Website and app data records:
________

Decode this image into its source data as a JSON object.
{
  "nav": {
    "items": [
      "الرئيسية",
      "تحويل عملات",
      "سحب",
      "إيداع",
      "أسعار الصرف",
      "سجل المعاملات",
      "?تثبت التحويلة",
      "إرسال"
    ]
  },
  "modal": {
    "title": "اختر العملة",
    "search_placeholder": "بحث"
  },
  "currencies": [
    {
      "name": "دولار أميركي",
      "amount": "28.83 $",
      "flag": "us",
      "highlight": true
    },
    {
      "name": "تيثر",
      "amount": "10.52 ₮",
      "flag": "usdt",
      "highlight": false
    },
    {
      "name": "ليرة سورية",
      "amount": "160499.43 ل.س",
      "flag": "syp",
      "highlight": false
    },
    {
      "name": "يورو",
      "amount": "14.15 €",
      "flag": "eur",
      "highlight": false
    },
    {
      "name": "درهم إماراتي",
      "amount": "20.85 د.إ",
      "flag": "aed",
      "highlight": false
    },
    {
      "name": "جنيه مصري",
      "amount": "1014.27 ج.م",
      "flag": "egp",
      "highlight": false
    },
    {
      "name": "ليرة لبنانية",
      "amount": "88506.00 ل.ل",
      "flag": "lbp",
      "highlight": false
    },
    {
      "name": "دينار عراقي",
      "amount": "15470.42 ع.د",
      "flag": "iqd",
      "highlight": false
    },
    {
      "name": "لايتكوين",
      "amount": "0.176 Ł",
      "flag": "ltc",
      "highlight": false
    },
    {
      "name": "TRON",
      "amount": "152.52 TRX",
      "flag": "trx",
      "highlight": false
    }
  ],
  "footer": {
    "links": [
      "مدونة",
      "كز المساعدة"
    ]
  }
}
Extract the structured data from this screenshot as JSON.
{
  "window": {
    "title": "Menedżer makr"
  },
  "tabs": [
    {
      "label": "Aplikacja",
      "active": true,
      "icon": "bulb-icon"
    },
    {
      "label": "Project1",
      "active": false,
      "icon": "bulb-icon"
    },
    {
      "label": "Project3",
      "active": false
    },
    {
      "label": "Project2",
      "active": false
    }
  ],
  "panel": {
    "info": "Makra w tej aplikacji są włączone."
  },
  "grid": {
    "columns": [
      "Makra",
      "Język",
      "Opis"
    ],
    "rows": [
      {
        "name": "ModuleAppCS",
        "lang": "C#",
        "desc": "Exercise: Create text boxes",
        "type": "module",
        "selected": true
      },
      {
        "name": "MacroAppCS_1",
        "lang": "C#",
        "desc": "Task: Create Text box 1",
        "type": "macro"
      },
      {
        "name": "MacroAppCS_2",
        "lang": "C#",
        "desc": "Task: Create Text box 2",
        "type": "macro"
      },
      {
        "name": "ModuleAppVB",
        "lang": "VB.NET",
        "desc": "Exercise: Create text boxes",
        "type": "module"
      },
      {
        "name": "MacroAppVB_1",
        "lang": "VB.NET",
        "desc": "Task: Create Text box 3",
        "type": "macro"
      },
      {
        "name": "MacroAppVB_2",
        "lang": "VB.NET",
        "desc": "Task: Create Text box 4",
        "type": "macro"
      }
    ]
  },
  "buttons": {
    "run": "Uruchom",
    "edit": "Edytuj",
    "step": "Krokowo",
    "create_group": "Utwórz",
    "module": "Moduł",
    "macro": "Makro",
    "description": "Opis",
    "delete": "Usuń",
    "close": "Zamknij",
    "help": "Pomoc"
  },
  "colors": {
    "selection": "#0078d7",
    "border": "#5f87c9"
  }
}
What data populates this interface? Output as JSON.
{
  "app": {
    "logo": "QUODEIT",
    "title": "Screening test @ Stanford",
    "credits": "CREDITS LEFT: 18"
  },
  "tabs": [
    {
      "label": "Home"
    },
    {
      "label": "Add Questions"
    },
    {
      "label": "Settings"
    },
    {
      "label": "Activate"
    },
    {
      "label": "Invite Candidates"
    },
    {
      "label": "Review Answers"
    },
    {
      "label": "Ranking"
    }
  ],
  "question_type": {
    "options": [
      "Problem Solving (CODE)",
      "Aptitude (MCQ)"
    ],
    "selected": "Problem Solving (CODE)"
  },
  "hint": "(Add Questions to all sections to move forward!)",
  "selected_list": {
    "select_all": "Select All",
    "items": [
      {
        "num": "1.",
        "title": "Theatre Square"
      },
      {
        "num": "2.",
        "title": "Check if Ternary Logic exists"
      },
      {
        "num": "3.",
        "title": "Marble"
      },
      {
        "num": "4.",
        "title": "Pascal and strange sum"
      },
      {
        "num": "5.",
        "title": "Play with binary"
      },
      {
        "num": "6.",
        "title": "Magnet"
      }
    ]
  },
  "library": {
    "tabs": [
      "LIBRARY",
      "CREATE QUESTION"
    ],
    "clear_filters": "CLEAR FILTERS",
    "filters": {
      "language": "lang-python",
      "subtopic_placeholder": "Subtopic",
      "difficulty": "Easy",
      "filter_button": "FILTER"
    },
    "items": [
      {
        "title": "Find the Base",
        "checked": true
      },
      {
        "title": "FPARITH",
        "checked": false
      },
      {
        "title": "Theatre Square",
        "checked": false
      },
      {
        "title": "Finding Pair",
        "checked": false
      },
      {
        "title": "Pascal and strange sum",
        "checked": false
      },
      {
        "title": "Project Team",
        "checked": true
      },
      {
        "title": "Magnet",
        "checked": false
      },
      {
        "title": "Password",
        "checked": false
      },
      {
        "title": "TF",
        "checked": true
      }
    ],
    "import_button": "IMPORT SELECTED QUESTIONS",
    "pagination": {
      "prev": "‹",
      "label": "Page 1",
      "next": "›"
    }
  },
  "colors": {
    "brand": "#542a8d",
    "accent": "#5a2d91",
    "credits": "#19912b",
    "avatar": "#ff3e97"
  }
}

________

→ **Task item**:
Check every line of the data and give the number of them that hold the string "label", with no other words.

→ **Written reply**:
12